For example, the following directories should always be backed up before applying a service pack or installing an update:

<install-dir>/apigateway/platform (Win32 for Windows)

Back up API Gateway Analytics

Similarly, to back up an API Gateway Analytics installation, you must back up files that have changed in the following directory:


For example, the following directories include API Gateway Analytics configuration, and will typically need to be backed up on a regular basis:


This backs up the API Gateway Analytics installation only. You must also back up the metrics database separately.

Back up databases and third-party systems

You must back up all databases and third-party systems used with API Gateway. For example, you can back a MySQL database by creating a dump file of the tables in use:

mysqldump -u root temp_backup > db_tables.dump

For more details, see the user documentation for your third-party system.

Disaster recovery plan and tests

To ensure that your backup and disaster recovery processes are successful, you should conduct full restoration tests on a regular basis. You must ensure that you can restore all required files as quickly and easily as possible.

To ensure this, your backup and disaster recovery plan should include key metrics for recovery points and recovery times for your real-world business processes (for example, creating a purchase order, booking a reservation, and so on).

Example of creating an API Gateway disaster recovery site

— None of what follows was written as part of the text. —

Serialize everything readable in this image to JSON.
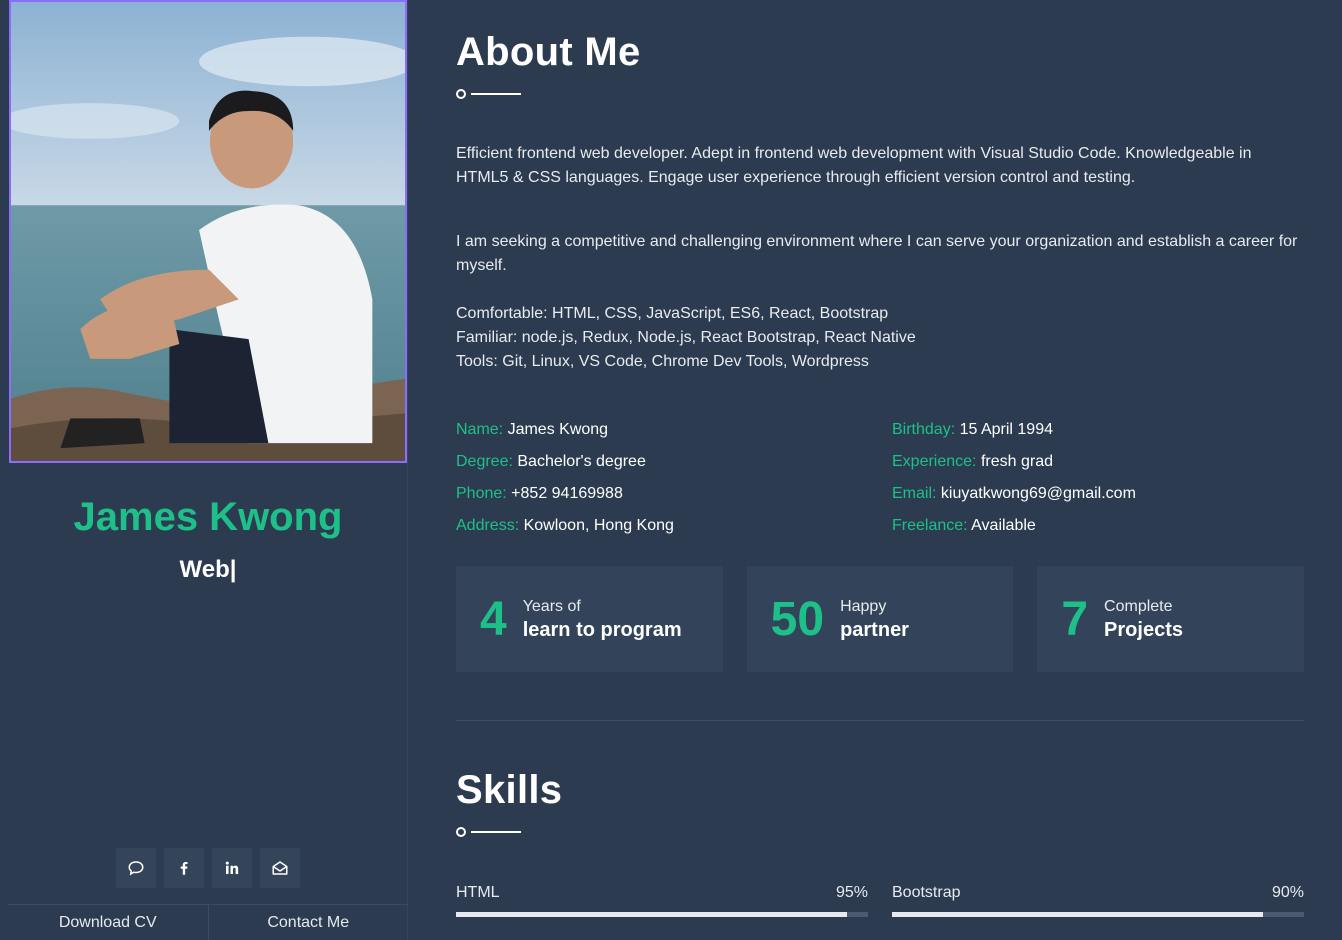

This simple example shows how to create a disaster recovery site from a backup of an API Gateway production deployment. It assumes that both the disaster recovery site and the primary production site have the same version of API Gateway installed. In this scenario, the disaster recovery site is a cold standby, and the configuration from production is replicated using a backup of production configuration.

Back up the production environment

To back up the production environment, perform the following steps.

  1. Browse to the directory where the API Gateway is installed (for example, /opt/apigateway).
  2. Tar or zip the following:
    • apigateway/groups
    • apigateway/conf
    • apigateway/system/conf/nodemanager.xml
    • apigateway/ext

If you want the API Gateway and Node Manager to start up automatically on the new host, you should also include /etc/init.d/vshell-*.

This includes separate startup scripts files for the Node Manager and API Gateway instances if an init.d script was created using managedomain during initial setup.

You can create these at any time using managedomain, and choosing option 2, Edit a host, for a Node Manager, or option 10, Add script or service for an existing local API Gateway. For more details, see Managedomain command reference.

For example, the following command creates a .tar file running from the root directory:

tar -cvf apigateway_backup.tar /opt/apigateway/conf /opt/apigateway/groups /opt/apigateway/system/conf/nodemanager.xml

The following example creates a .tar file containing the startup scripts running from the root directory:

tar -cvf startup_scripts.tar /etc/init.d/vshell-*

Copy to the disaster recovery site

To replicate to the disaster recovery site:

  1. Ensure that the files are tarred before copying because this preserves the permissions and ownership of the files.

  2. Copy the created .tar files from the primary production machine to the cold standby machine.

  3. Extract the files so that they are extracted in the same directories, overwriting existing files if necessary. The following example extracts the files from the root directory:

    tar -C / -xvf apigateway_backup.tar
  4. The following is optional:

    tar -C / -xvf startup_scripts.tar
  5. When all the files are copied over and extracted successfully, you should be able to start the Admin Node Manager and API Gateway instances the same way as in primary production site running the same topology and configurations.

This example assumes that backups are collected on regular basis from the master node in the production site.

Further information

For details on how to back up and restore an Admin Node Manager for signing SSL certificates in an API Gateway domain, see Configure Admin Node Manager high availability.

For details on how to back and restore internal data stored in Apache Cassandra (for example, API Gateway KPS data or API Manager data), see Apache Cassandra backup and restore.